→ **TASK DATA**
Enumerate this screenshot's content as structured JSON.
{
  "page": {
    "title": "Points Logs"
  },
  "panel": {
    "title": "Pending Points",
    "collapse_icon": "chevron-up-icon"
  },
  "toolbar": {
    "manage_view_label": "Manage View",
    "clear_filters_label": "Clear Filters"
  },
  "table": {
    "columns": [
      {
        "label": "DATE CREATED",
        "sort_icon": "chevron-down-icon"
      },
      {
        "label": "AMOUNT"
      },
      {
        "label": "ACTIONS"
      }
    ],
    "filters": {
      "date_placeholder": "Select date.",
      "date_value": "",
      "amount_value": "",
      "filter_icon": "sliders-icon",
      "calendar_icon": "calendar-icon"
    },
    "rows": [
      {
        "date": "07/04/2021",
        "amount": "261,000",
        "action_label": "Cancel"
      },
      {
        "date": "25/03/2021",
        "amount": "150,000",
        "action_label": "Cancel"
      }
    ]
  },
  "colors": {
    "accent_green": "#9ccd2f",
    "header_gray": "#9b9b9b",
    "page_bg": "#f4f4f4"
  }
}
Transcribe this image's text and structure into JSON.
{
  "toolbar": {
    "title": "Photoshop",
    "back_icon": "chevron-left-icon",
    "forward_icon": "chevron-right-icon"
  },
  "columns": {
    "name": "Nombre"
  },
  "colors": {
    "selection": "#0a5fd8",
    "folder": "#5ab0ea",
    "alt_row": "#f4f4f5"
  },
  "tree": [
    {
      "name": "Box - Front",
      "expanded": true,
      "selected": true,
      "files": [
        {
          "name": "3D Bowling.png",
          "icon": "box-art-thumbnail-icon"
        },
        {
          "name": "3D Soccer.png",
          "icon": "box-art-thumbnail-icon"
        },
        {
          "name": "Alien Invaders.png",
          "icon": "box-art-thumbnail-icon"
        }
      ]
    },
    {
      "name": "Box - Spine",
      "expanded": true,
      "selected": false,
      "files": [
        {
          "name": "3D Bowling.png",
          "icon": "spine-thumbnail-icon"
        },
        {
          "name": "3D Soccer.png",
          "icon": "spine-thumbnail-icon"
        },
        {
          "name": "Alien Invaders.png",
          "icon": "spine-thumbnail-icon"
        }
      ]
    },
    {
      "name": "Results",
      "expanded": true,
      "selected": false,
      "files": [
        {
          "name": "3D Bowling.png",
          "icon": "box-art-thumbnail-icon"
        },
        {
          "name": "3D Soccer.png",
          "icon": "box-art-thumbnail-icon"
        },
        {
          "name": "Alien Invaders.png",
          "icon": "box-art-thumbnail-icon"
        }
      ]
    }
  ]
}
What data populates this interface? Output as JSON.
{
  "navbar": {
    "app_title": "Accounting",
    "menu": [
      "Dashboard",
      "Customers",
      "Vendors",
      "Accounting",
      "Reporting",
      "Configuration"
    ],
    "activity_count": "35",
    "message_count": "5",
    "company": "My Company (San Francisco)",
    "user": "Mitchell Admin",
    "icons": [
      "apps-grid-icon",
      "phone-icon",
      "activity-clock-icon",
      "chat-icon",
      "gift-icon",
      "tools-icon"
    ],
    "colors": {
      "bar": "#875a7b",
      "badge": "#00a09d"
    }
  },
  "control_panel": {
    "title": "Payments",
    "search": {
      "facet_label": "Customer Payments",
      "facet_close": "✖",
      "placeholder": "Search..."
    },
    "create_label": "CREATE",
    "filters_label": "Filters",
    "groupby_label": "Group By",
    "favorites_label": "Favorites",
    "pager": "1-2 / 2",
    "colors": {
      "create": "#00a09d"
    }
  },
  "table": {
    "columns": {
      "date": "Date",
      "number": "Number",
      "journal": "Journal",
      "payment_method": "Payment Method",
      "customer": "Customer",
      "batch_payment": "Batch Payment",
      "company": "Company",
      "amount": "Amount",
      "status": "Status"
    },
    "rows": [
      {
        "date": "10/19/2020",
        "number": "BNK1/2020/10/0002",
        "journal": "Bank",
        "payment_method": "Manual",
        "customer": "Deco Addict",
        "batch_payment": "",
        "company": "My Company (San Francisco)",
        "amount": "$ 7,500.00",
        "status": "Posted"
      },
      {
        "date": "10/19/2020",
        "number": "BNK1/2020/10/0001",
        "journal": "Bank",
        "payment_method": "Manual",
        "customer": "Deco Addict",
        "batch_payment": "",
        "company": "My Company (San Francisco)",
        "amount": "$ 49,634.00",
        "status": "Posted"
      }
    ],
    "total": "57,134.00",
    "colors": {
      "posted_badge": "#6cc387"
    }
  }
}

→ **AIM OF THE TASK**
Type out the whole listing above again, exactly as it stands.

→ **RESULT FOR THIS TASK**
Enumerate this screenshot's content as structured JSON.
{
  "page": {
    "title": "Points Logs"
  },
  "panel": {
    "title": "Pending Points",
    "collapse_icon": "chevron-up-icon"
  },
  "toolbar": {
    "manage_view_label": "Manage View",
    "clear_filters_label": "Clear Filters"
  },
  "table": {
    "columns": [
      {
        "label": "DATE CREATED",
        "sort_icon": "chevron-down-icon"
      },
      {
        "label": "AMOUNT"
      },
      {
        "label": "ACTIONS"
      }
    ],
    "filters": {
      "date_placeholder": "Select date.",
      "date_value": "",
      "amount_value": "",
      "filter_icon": "sliders-icon",
      "calendar_icon": "calendar-icon"
    },
    "rows": [
      {
        "date": "07/04/2021",
        "amount": "261,000",
        "action_label": "Cancel"
      },
      {
        "date": "25/03/2021",
        "amount": "150,000",
        "action_label": "Cancel"
      }
    ]
  },
  "colors": {
    "accent_green": "#9ccd2f",
    "header_gray": "#9b9b9b",
    "page_bg": "#f4f4f4"
  }
}
Transcribe this image's text and structure into JSON.
{
  "toolbar": {
    "title": "Photoshop",
    "back_icon": "chevron-left-icon",
    "forward_icon": "chevron-right-icon"
  },
  "columns": {
    "name": "Nombre"
  },
  "colors": {
    "selection": "#0a5fd8",
    "folder": "#5ab0ea",
    "alt_row": "#f4f4f5"
  },
  "tree": [
    {
      "name": "Box - Front",
      "expanded": true,
      "selected": true,
      "files": [
        {
          "name": "3D Bowling.png",
          "icon": "box-art-thumbnail-icon"
        },
        {
          "name": "3D Soccer.png",
          "icon": "box-art-thumbnail-icon"
        },
        {
          "name": "Alien Invaders.png",
          "icon": "box-art-thumbnail-icon"
        }
      ]
    },
    {
      "name": "Box - Spine",
      "expanded": true,
      "selected": false,
      "files": [
        {
          "name": "3D Bowling.png",
          "icon": "spine-thumbnail-icon"
        },
        {
          "name": "3D Soccer.png",
          "icon": "spine-thumbnail-icon"
        },
        {
          "name": "Alien Invaders.png",
          "icon": "spine-thumbnail-icon"
        }
      ]
    },
    {
      "name": "Results",
      "expanded": true,
      "selected": false,
      "files": [
        {
          "name": "3D Bowling.png",
          "icon": "box-art-thumbnail-icon"
        },
        {
          "name": "3D Soccer.png",
          "icon": "box-art-thumbnail-icon"
        },
        {
          "name": "Alien Invaders.png",
          "icon": "box-art-thumbnail-icon"
        }
      ]
    }
  ]
}
What data populates this interface? Output as JSON.
{
  "navbar": {
    "app_title": "Accounting",
    "menu": [
      "Dashboard",
      "Customers",
      "Vendors",
      "Accounting",
      "Reporting",
      "Configuration"
    ],
    "activity_count": "35",
    "message_count": "5",
    "company": "My Company (San Francisco)",
    "user": "Mitchell Admin",
    "icons": [
      "apps-grid-icon",
      "phone-icon",
      "activity-clock-icon",
      "chat-icon",
      "gift-icon",
      "tools-icon"
    ],
    "colors": {
      "bar": "#875a7b",
      "badge": "#00a09d"
    }
  },
  "control_panel": {
    "title": "Payments",
    "search": {
      "facet_label": "Customer Payments",
      "facet_close": "✖",
      "placeholder": "Search..."
    },
    "create_label": "CREATE",
    "filters_label": "Filters",
    "groupby_label": "Group By",
    "favorites_label": "Favorites",
    "pager": "1-2 / 2",
    "colors": {
      "create": "#00a09d"
    }
  },
  "table": {
    "columns": {
      "date": "Date",
      "number": "Number",
      "journal": "Journal",
      "payment_method": "Payment Method",
      "customer": "Customer",
      "batch_payment": "Batch Payment",
      "company": "Company",
      "amount": "Amount",
      "status": "Status"
    },
    "rows": [
      {
        "date": "10/19/2020",
        "number": "BNK1/2020/10/0002",
        "journal": "Bank",
        "payment_method": "Manual",
        "customer": "Deco Addict",
        "batch_payment": "",
        "company": "My Company (San Francisco)",
        "amount": "$ 7,500.00",
        "status": "Posted"
      },
      {
        "date": "10/19/2020",
        "number": "BNK1/2020/10/0001",
        "journal": "Bank",
        "payment_method": "Manual",
        "customer": "Deco Addict",
        "batch_payment": "",
        "company": "My Company (San Francisco)",
        "amount": "$ 49,634.00",
        "status": "Posted"
      }
    ],
    "total": "57,134.00",
    "colors": {
      "posted_badge": "#6cc387"
    }
  }
}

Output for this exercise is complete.